== PROBLEM STATEMENT ==
How many lines below hold the string "keyring"? Report that number alone.

== THE DATA ==
= Beginning of Section =
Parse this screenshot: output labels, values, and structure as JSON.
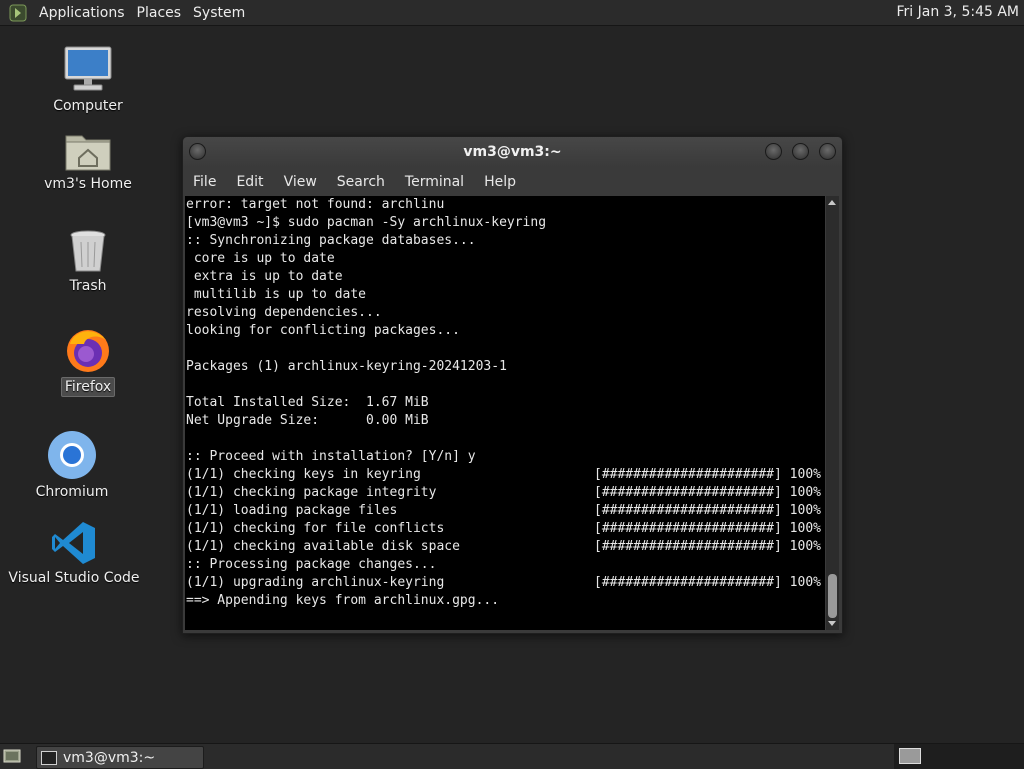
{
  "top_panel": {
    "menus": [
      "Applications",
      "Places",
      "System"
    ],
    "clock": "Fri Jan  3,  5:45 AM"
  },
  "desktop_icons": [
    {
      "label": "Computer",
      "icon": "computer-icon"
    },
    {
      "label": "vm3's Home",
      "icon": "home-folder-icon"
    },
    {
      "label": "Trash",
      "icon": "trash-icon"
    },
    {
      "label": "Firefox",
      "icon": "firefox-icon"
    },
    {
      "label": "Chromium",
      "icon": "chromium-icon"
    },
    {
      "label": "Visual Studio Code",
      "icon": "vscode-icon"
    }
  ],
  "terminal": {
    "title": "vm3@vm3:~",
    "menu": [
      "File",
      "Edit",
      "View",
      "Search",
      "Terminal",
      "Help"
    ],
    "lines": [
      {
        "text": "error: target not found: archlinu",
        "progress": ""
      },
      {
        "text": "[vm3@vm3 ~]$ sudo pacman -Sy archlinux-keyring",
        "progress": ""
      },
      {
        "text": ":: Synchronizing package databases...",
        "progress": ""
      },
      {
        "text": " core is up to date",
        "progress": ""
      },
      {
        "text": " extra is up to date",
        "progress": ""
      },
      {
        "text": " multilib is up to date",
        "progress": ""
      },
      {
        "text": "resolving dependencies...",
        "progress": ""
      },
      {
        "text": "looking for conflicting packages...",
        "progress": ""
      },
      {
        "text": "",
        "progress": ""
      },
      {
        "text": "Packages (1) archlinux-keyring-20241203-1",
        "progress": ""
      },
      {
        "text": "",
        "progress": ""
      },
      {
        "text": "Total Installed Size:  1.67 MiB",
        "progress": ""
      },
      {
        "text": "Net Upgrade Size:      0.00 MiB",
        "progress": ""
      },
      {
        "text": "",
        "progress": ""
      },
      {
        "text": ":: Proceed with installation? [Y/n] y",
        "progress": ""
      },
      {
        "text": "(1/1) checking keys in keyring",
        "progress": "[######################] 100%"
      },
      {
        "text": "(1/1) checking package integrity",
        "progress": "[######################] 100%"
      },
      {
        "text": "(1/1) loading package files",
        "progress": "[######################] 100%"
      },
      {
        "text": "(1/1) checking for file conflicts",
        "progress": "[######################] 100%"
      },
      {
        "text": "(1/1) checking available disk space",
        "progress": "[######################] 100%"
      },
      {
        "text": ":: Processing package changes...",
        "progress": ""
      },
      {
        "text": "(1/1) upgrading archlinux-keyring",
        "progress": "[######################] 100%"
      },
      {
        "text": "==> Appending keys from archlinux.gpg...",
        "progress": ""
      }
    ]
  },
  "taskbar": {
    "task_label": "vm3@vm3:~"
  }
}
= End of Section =
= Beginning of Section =
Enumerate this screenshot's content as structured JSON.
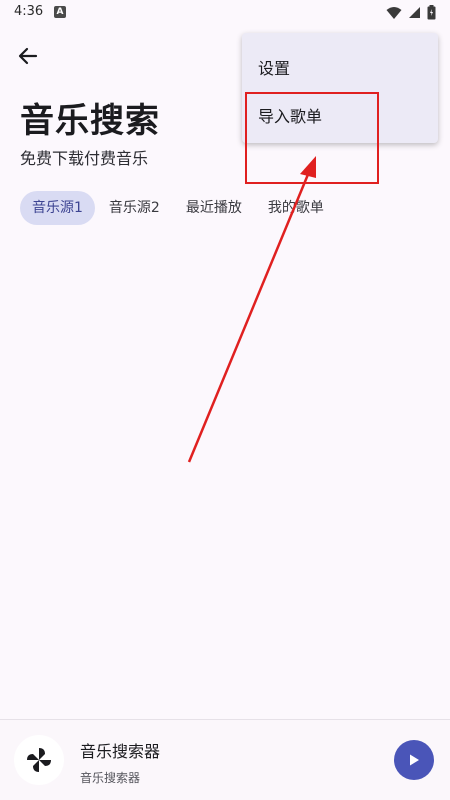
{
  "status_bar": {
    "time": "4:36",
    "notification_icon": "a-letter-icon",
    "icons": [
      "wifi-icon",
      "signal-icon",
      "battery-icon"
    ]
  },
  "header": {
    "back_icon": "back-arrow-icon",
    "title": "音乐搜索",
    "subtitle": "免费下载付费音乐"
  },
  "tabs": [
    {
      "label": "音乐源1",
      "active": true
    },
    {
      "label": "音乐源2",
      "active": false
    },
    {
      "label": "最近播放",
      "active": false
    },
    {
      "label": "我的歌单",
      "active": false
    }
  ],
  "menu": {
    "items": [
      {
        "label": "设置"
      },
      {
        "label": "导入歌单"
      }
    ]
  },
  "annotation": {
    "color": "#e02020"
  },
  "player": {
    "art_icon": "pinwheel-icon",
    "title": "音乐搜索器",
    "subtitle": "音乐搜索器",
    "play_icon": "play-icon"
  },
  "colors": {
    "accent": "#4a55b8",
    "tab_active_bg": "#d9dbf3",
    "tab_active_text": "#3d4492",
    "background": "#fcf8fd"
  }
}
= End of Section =
== PROBLEM SOLUTION ==
4